(Web page and app entries)

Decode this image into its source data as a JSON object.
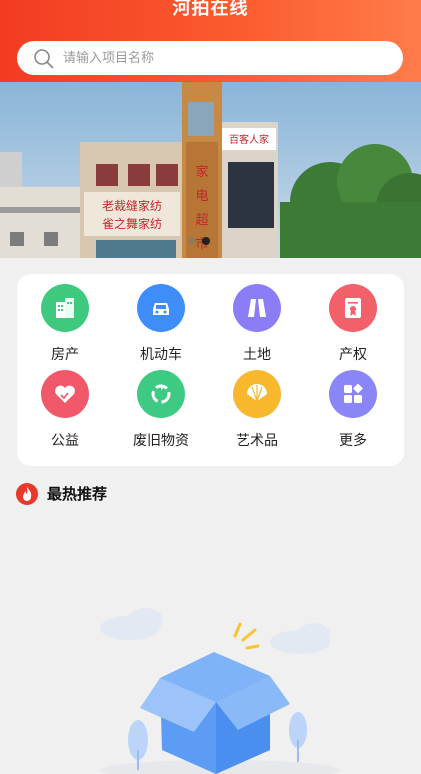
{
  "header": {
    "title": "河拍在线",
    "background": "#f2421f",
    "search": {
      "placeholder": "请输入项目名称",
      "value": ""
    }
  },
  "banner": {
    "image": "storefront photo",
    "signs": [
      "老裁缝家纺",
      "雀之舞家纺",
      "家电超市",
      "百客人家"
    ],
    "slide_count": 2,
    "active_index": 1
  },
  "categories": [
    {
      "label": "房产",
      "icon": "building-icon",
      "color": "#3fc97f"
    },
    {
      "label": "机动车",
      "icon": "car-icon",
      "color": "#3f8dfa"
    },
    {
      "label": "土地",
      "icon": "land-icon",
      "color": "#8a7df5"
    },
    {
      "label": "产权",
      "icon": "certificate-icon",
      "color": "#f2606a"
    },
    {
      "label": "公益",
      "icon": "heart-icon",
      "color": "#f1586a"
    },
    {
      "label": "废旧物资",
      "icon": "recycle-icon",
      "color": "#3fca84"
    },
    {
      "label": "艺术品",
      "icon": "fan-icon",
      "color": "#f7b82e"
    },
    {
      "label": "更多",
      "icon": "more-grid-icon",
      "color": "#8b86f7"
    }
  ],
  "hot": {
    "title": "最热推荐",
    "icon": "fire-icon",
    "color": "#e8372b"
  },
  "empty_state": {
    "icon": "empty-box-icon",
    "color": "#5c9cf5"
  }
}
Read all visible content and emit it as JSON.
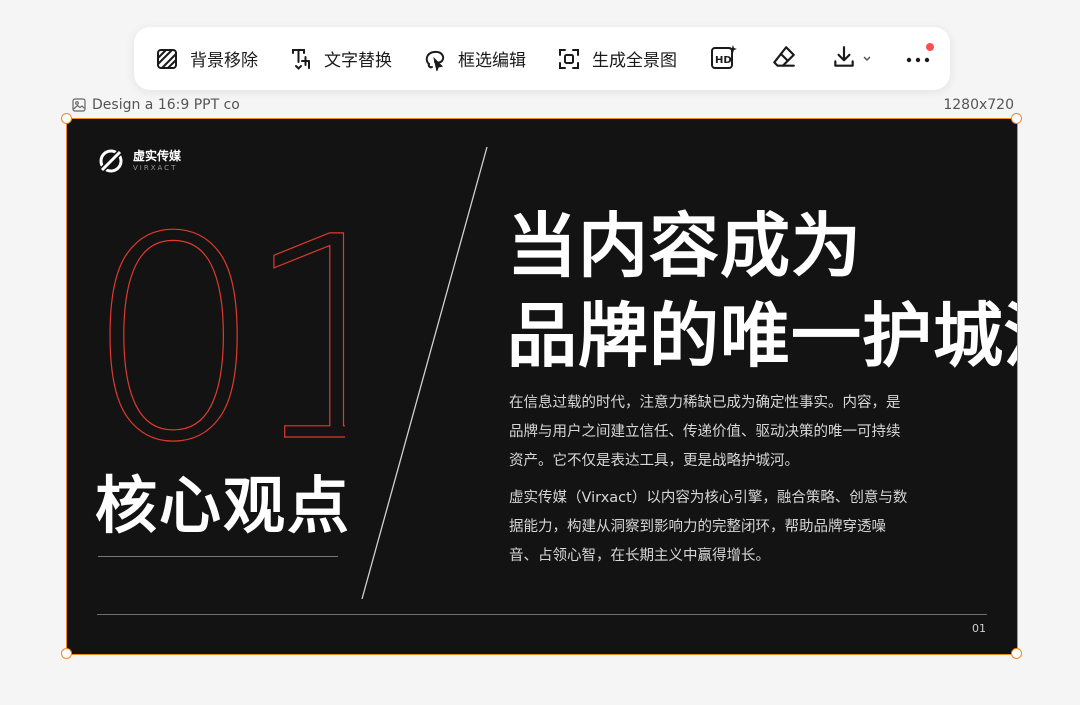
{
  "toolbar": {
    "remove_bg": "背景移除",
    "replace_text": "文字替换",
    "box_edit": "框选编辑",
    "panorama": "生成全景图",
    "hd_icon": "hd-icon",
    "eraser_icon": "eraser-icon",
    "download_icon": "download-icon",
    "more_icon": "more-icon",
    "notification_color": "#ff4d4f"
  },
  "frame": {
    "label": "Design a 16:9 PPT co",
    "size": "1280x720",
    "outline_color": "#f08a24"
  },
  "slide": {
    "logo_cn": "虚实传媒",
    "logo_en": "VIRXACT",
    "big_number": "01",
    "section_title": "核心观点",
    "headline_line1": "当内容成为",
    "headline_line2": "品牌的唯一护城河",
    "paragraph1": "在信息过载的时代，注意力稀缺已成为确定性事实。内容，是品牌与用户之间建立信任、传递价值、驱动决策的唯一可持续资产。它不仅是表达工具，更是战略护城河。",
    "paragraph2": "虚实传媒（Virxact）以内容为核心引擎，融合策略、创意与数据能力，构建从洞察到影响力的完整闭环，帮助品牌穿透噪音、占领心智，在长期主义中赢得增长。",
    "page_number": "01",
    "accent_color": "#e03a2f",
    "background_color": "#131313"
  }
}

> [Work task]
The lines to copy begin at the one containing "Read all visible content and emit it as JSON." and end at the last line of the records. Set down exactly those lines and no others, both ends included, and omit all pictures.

> [Completed task]
Read all visible content and emit it as JSON.
{
  "toolbar": {
    "remove_bg": "背景移除",
    "replace_text": "文字替换",
    "box_edit": "框选编辑",
    "panorama": "生成全景图",
    "hd_icon": "hd-icon",
    "eraser_icon": "eraser-icon",
    "download_icon": "download-icon",
    "more_icon": "more-icon",
    "notification_color": "#ff4d4f"
  },
  "frame": {
    "label": "Design a 16:9 PPT co",
    "size": "1280x720",
    "outline_color": "#f08a24"
  },
  "slide": {
    "logo_cn": "虚实传媒",
    "logo_en": "VIRXACT",
    "big_number": "01",
    "section_title": "核心观点",
    "headline_line1": "当内容成为",
    "headline_line2": "品牌的唯一护城河",
    "paragraph1": "在信息过载的时代，注意力稀缺已成为确定性事实。内容，是品牌与用户之间建立信任、传递价值、驱动决策的唯一可持续资产。它不仅是表达工具，更是战略护城河。",
    "paragraph2": "虚实传媒（Virxact）以内容为核心引擎，融合策略、创意与数据能力，构建从洞察到影响力的完整闭环，帮助品牌穿透噪音、占领心智，在长期主义中赢得增长。",
    "page_number": "01",
    "accent_color": "#e03a2f",
    "background_color": "#131313"
  }
}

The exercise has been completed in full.